Take each line below that has "this" and copy it.

** Dataset excerpts follows **

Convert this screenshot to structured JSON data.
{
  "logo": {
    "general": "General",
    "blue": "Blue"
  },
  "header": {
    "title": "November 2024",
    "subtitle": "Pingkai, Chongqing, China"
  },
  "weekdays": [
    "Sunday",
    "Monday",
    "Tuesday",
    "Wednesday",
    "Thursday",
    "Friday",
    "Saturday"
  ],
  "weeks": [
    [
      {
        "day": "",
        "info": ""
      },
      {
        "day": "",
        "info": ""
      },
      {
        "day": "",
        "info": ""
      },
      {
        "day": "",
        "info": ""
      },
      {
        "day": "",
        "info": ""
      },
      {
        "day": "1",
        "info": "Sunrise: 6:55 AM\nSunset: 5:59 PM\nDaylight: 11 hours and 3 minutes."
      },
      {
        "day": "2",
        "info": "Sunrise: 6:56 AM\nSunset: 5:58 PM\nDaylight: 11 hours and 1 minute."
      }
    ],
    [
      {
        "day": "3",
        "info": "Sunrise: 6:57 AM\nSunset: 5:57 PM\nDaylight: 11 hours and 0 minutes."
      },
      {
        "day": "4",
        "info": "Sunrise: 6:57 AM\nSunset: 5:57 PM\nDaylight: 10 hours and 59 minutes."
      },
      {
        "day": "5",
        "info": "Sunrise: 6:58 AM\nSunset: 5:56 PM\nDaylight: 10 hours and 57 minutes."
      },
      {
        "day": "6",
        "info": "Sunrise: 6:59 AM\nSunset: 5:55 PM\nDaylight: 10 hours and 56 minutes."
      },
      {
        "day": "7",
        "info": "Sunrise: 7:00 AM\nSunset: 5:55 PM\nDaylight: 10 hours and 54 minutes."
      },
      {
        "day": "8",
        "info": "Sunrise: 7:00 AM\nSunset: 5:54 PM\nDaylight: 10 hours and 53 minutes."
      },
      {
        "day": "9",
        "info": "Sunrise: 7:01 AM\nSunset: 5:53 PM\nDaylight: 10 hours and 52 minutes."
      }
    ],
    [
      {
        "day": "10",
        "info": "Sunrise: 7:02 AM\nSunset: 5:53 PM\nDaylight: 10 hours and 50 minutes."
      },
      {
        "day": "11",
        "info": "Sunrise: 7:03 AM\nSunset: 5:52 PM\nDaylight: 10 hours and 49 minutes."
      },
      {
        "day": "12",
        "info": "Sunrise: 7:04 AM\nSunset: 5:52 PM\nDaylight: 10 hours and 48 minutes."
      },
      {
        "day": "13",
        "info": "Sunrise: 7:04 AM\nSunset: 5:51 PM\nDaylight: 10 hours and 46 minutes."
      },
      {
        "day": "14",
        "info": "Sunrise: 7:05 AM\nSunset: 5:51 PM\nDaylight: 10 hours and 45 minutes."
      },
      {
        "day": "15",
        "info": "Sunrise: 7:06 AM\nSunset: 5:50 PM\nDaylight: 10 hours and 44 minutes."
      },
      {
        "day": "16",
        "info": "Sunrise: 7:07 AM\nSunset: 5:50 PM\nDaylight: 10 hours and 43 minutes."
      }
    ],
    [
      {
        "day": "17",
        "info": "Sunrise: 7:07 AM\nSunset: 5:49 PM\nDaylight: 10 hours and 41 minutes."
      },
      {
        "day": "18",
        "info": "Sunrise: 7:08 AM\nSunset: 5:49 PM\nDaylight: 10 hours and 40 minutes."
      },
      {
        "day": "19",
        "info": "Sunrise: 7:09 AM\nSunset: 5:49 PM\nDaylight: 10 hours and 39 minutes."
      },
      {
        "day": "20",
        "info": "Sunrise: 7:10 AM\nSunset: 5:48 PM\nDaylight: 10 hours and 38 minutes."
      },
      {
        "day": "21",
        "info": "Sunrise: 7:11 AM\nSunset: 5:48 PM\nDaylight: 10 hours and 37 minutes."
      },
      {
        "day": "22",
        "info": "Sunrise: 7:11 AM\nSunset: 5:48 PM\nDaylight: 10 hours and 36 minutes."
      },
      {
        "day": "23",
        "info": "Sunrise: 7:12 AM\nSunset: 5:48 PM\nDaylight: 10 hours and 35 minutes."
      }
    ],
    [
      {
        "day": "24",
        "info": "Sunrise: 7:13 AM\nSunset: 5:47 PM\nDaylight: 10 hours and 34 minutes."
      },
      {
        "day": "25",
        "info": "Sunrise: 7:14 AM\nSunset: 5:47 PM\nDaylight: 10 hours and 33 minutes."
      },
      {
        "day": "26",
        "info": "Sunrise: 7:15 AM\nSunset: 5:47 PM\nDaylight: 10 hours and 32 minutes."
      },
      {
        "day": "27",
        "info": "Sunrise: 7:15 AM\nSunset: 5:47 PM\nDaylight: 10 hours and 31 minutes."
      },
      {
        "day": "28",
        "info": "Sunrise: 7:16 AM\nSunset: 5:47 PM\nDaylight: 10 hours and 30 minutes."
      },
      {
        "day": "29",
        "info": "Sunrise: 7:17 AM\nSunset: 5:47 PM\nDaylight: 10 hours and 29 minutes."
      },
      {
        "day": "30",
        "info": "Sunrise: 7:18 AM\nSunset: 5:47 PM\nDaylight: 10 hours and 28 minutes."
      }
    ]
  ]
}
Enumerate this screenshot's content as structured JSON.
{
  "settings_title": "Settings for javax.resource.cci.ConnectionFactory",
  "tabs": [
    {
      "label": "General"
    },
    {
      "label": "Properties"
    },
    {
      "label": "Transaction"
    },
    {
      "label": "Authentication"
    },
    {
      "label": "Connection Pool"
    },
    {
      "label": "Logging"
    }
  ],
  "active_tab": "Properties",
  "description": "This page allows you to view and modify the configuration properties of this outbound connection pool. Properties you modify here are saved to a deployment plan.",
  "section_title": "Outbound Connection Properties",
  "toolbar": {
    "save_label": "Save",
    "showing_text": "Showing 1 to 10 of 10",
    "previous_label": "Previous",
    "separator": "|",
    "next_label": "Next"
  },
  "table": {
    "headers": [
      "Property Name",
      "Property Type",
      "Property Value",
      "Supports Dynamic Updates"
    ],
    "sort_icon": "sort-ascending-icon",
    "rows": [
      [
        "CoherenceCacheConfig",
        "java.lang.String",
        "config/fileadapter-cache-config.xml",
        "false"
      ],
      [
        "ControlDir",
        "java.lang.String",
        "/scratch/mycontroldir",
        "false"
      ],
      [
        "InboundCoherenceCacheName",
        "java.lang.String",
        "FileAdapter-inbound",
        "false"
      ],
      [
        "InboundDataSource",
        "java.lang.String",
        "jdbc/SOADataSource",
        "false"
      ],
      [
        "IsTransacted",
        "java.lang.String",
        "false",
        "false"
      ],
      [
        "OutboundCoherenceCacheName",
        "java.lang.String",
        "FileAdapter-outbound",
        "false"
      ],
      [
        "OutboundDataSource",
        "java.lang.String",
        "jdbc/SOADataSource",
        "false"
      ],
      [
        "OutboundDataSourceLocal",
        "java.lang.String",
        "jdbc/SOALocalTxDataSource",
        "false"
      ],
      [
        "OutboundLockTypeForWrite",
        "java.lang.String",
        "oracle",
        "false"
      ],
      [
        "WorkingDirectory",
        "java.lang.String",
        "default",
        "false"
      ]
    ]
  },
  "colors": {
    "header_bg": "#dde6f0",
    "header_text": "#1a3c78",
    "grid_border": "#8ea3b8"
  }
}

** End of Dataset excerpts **

**Answer space**.
Convert this screenshot to structured JSON data.
Enumerate this screenshot's content as structured JSON.
  "description": "This page allows you to view and modify the configuration properties of this outbound connection pool. Properties you modify here are saved to a deployment plan.",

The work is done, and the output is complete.